This interpretation is supported by William Robert’s recent contextualisation of Capital within the workers’ movement of Marx’s time, which shows how Marx’s theory stemmed from claims that labour’s political goals required a sufficiently radical understanding of its distinct arena of struggle. If the medievally-rooted socialist ethic informed this backdrop of labour activism, then, far from ‘intellectual conceit’, Marx’s mastery over bourgeois theory for the purpose of levying an all-pervasive critique acted to prevent workers’ assertions from being co-opted by ultimately futile capitalist offerings of reform. While this view preserves Robinson’s premise that the existence of socialism is not contingent on the emergence of capitalism, it does add the caveat that perhaps socialism, at least in Marx’s context, required Marxism to resist capitalism.

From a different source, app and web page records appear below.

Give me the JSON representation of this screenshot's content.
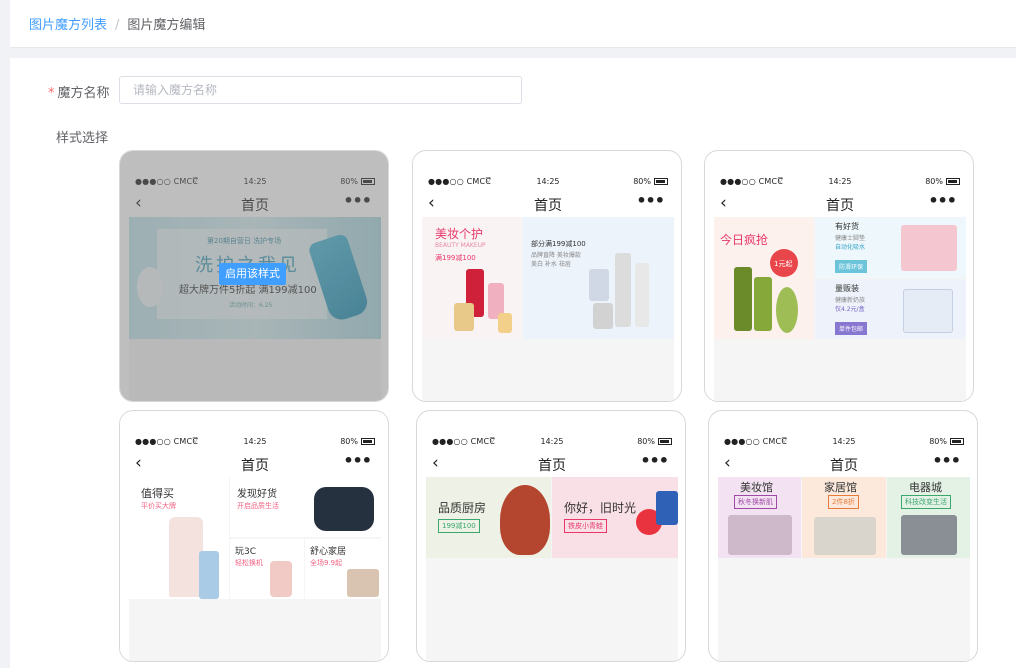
{
  "breadcrumb": {
    "parent": "图片魔方列表",
    "separator": "/",
    "current": "图片魔方编辑"
  },
  "form": {
    "name_required": "*",
    "name_label": "魔方名称",
    "name_placeholder": "请输入魔方名称",
    "name_value": "",
    "style_label": "样式选择"
  },
  "phone": {
    "carrier": "●●●○○ CMCC",
    "time": "14:25",
    "battery": "80%",
    "title": "首页",
    "back": "‹",
    "more": "•••"
  },
  "enable_button": "启用该样式",
  "cards": {
    "c1": {
      "small_top": "第20期自营日 洗护专场",
      "headline": "洗护之我见",
      "sub": "超大牌万件5折起 满199减100",
      "tiny": "活动时间：6.25"
    },
    "c2": {
      "left_title": "美妆个护",
      "left_en": "BEAUTY MAKEUP",
      "left_promo": "满199减100",
      "right_promo": "部分满199减100",
      "right_sub": "品牌直降 美妆爆款",
      "right_sub2": "美白 补水 祛痘"
    },
    "c3": {
      "left_title": "今日疯抢",
      "badge": "1元起",
      "rt_title": "有好货",
      "rt_sub": "健康士脚垫",
      "rt_sub2": "自动化吸水",
      "rt_tag": "防滑环保",
      "rb_title": "量贩装",
      "rb_sub": "健康新奶族",
      "rb_sub2": "仅4.2元/盒",
      "rb_tag": "单件包邮"
    },
    "c4": {
      "l_title": "值得买",
      "l_sub": "平价买大牌",
      "rt_title": "发现好货",
      "rt_sub": "开启品质生活",
      "b1_title": "玩3C",
      "b1_sub": "轻松换机",
      "b2_title": "舒心家居",
      "b2_sub": "全场9.9起"
    },
    "c5": {
      "l_title": "品质厨房",
      "l_tag": "199减100",
      "r_title": "你好，旧时光",
      "r_tag": "铁皮小青蛙"
    },
    "c6": {
      "a_title": "美妆馆",
      "a_tag": "秋冬换新肌",
      "b_title": "家居馆",
      "b_tag": "2件8折",
      "c_title": "电器城",
      "c_tag": "科技改变生活"
    }
  },
  "colors": {
    "link": "#409eff",
    "required": "#f56c6c",
    "accent_pink": "#e8386a",
    "accent_green": "#3aa76d"
  }
}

Nothing about this interpretation should detract from Robinson’s overarching point that we must decentre the agency of Marx’s privileged white male industrial working class when theorising anti-capitalist resistance. Although the Marxist tradition is certainly not without chauvinism in this regard, it has also been remarkably adaptive to self-critique. A key illustration of this is Onur Ince’s demonstration of how capitalist domination is a globally interconnected force, but its exploitation is experienced (and resisted) in different ways across varying temporal and spatial contexts that include wage labour, involuntary servitude and colonial dispossession. In taking this multi-layered perspective to the next level, Anthropology shows how postcolonial/decolonial critiques of Marxist orthodoxies regarding the non-European world also apply to Europe itself.

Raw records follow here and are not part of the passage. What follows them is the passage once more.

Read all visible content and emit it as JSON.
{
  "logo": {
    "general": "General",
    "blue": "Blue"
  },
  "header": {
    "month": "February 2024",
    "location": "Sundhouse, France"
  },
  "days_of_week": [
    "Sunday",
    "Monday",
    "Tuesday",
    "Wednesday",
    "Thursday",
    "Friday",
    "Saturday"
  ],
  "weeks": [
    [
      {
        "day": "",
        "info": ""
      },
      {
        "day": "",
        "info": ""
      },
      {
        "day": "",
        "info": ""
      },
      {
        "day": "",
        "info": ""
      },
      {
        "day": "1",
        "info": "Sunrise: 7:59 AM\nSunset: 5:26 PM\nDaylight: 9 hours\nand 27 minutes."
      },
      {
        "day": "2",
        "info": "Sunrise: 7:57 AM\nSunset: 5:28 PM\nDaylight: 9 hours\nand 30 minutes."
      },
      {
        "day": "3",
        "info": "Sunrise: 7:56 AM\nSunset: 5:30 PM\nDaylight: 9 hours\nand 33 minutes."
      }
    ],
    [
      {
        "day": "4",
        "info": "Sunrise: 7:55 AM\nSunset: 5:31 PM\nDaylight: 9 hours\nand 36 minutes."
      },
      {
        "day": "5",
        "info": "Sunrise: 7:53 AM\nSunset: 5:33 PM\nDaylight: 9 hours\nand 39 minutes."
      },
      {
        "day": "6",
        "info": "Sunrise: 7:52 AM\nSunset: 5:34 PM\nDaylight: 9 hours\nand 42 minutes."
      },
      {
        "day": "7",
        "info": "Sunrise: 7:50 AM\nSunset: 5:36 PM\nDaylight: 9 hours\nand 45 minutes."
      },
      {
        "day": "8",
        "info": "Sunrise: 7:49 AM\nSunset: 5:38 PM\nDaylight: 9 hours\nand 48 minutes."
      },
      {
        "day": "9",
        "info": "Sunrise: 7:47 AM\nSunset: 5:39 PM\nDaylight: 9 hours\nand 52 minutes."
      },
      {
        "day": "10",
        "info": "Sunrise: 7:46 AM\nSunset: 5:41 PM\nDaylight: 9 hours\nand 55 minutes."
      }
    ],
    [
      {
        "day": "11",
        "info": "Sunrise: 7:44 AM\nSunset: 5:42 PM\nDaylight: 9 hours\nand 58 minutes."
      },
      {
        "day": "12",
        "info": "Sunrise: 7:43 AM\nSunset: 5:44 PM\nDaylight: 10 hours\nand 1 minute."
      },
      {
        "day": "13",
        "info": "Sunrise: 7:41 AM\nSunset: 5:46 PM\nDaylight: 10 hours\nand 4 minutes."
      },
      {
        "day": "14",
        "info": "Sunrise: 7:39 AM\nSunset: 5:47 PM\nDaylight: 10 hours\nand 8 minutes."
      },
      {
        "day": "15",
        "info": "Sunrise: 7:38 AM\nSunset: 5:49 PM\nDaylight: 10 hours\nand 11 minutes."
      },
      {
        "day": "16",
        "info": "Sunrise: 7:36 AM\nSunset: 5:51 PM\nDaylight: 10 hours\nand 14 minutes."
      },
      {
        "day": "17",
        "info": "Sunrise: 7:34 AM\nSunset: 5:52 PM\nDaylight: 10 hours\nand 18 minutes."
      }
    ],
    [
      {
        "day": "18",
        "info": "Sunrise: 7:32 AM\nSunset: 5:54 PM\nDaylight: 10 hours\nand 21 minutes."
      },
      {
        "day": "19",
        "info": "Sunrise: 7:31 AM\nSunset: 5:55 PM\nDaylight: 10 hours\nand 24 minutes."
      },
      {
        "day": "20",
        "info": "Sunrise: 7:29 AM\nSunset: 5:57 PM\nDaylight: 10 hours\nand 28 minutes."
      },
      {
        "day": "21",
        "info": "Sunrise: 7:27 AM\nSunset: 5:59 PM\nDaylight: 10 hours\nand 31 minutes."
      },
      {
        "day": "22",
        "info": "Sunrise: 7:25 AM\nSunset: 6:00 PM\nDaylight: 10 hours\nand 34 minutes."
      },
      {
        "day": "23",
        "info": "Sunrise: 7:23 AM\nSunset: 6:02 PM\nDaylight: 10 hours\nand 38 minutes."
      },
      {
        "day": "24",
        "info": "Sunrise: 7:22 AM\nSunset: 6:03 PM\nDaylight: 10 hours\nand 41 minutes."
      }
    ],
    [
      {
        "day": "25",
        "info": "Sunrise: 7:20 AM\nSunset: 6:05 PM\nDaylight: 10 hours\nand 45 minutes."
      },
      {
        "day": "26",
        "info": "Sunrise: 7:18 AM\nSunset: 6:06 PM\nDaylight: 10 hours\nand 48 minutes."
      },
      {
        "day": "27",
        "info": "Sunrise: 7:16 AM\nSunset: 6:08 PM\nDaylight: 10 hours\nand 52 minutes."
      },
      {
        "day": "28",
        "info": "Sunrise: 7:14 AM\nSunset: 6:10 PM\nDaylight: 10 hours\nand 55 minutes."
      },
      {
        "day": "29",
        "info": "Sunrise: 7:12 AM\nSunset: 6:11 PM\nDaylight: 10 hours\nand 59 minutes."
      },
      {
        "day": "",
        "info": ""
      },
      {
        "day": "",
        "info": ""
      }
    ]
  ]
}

Beyond its analytical value, Robinson’s account holds great potential as a tool of political praxis. For what Anthropology confronts is the question of how exactly are we to make sense of the cultural and political significance of Europe’s medieval period in our current global moment? Especially in Europe and settler offshoots, this historical period is susceptible to being problematically invoked by both the liberal centre and the far right. For liberal centrists, this era can be characterised as an alleged ‘dark age’ of ignorant barbarism, and the fact that it was transcended justifies the narrative of linear progress. For the far right, this era acts as an alleged ‘golden age’ of pure white Christian identity that justifies the resurrection of violent, and potentially genocidal, fascism. Both of these narratives mischaracterise the material dynamics of the current global crisis and, in varying capacities, both are rooted in the belief in Western superiority over all other peoples. Through Robinson’s account, we are provided with a third option for understanding the contemporary meaning of Europe’s middle ages: a legacy of ordinary people struggling for emancipation against unjust material conditions. Thus, paradoxically, Anthropology’s relentless critique of Marxism offers great potential in forging an entirely new dimension of Marxist strategy in the actually-existing world.

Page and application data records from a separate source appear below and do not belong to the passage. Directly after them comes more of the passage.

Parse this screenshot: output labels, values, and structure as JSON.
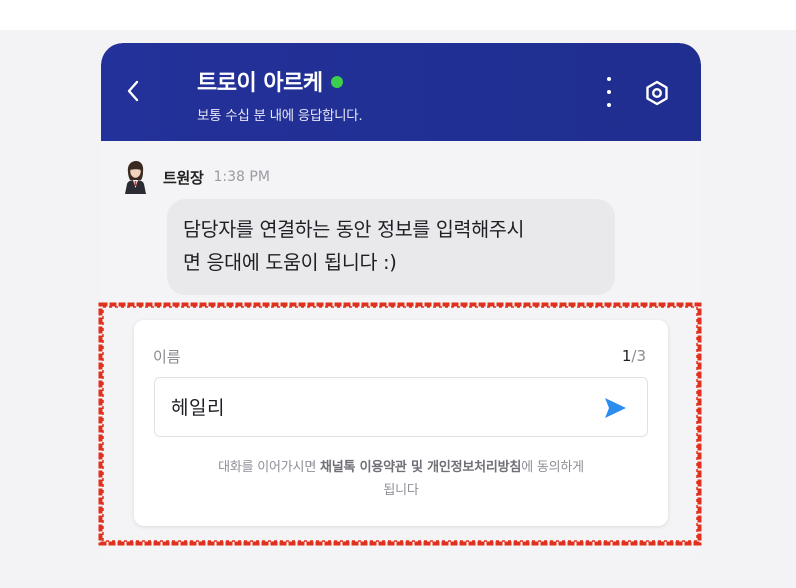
{
  "header": {
    "title": "트로이 아르케",
    "subtitle": "보통 수십 분 내에 응답합니다.",
    "online_color": "#3ccf4e",
    "back_icon": "chevron-left-icon",
    "more_icon": "more-vertical-icon",
    "settings_icon": "settings-icon"
  },
  "message": {
    "sender": "트원장",
    "time": "1:38 PM",
    "line1": "담당자를 연결하는 동안 정보를 입력해주시",
    "line2": "면 응대에 도움이 됩니다 :)"
  },
  "form": {
    "field_label": "이름",
    "step_current": "1",
    "step_total": "/3",
    "input_value": "헤일리",
    "send_icon": "send-icon",
    "consent_prefix": "대화를 이어가시면 ",
    "consent_terms": "채널톡 이용약관",
    "consent_and": " 및 ",
    "consent_privacy": "개인정보처리방침",
    "consent_suffix": "에 동의하게",
    "consent_line2": "됩니다"
  },
  "colors": {
    "header_bg": "#23319a",
    "highlight": "#e0301e",
    "send": "#2d8cf0"
  }
}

Note: the above was first published on LSE Review of Books.
Eric Loefflad is a PhD candidate in Law at the University of Kent, Canterbury. His current research focuses on the intertwined material histories of law, empire and the emergence of modern political consciousness.